According to data from the Brazilian government’s Indigenous Health Service, in 2019, at least 113 indigenous people were killed in Brazil, the vast majority of whom were committed to the protection of territorial borders and who fought against logging and mining.
Currently, in the Amazon, 1 indigenous activist is killed every 2 days.
Brazil is home to roughly 900,000 indigenous people who have contributed to the very fabric of the forest by domesticating plants as far as 10,000 years ago. Studies show that lands managed by indigenous peoples still hold much of the world’s biodiversity and deforestation in indigenous territories is half of that in comparable areas.
The current political climate, marked by a rise in illegal forest activity under right-wing President Jair Bolsonaro, who took office in 2019, has emboldened land grabbers and environmental corruption, intensifying threats to indigenous communities and driving deforestation in the Brazilian Amazon to its highest annual level in a decade.
According to INPE, Brazil’s National Institute for Space Research, in the first half of 2021, nearly 900,000 acres of Brazil’s rainforest were wiped out.
The weakened state of the nation’s environmental agencies under the Bolsonaro administration has only amplified the important role indigenous communities play in rainforest conservation. The Guajajara Guardians of the Forest, who have patrolled the Araribóia reserve since 2013, and other indigenous defenders of the forest protect the Amazon against illegal land grabbers, poachers, loggers, and miners.
Araribóia lies in the northeastern Brazilian state of Maranhão and is one of the nearly 400 indigenous reserves identified under the 1988 Brazilian Constitution, which granted land rights to indigenous peoples. Many of these territories are located in the Amazon. Araribóia, furthermore, contains nearly half of the remaining rainforest in Maranhão.
The Guajajara Guardians protect nearly 1,500 square miles of rainforest, composed of roughly 130 tribe members, and report their findings to both the Federal Police and the Brazilian Institute of the Environment and Renewable Natural Resources.

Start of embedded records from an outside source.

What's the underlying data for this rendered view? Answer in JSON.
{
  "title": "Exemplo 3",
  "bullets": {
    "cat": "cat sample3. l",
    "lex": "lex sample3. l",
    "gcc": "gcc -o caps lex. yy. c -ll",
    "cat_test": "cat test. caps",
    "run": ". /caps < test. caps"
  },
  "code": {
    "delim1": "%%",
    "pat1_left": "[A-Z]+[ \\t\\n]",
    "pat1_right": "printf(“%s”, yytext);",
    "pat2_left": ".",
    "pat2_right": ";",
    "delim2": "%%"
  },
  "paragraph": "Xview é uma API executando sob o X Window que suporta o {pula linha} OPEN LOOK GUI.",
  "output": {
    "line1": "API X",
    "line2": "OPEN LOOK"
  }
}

Furthemore, the Guajajara “women warriors,” with 500 years of experience in safeguarding the natural landscape, protect the nearby Caru Indigenous reserve. In recent years, they have augmented their conservation strategy with satellite technology, drones, and cameras—causing deforestation rates to fall.
These indigenous activists, however, are risking their lives to protect the land and ecosystems they have sustainably depended on for centuries. Between 2000 and 2018, 42 members of the Guajajara tribe alone were killed. Furthermore, besides the risk to their lives, criminalization demonizes Earth Defenders, often alienating them from their communities and support networks due to the accompanying stigma and shame.
The federal government must take a more active role in protecting the land and defenders of the Amazon by funding, rather than limiting, agencies and institutions dedicated to environmental law enforcement. It must, furthermore, guarantee equal and effective legal recourse to indigenous communities affected by exploitative practices. Lastly, the government must abandon the passive approach it has recently adopted towards enforcing environmental protection and disincentivize those who perpetrate environmental crimes by taking proper legal action.
Meanwhile, the government must recognize the right of indigenous people to pursue their age-old ways of life on their own traditional lands, meaning that isolated communities must have the right to self-determination—the choice to remain apart from modern society. In other words, the government must embrace the principle of “save without contact,” acknowledging that indigenous communities require intact forests, abundant wildlife, and unpolluted water sources to survive. Ultimately, if the property rights of indigenous populations over their territories are recognized and fully protected by civil authorities, they have the capacity to become the most effective Amazon forest guardians in Brazil.
Clara Rabbani is a rising sophomore at the University of Chicago, majoring in Anthropology with a minor in Urban and Environmental Studies. She is passionate about poetry and is the editor of “The World is Waking Up: Poetry of Resistance from Youth Around The World”. With a Brazilian and Iranian background, she is also fascinated with the diversity of human cultures and their intersection with environmentally sustainable practices. She will be collaborating as the Environmental Writer for Brazil.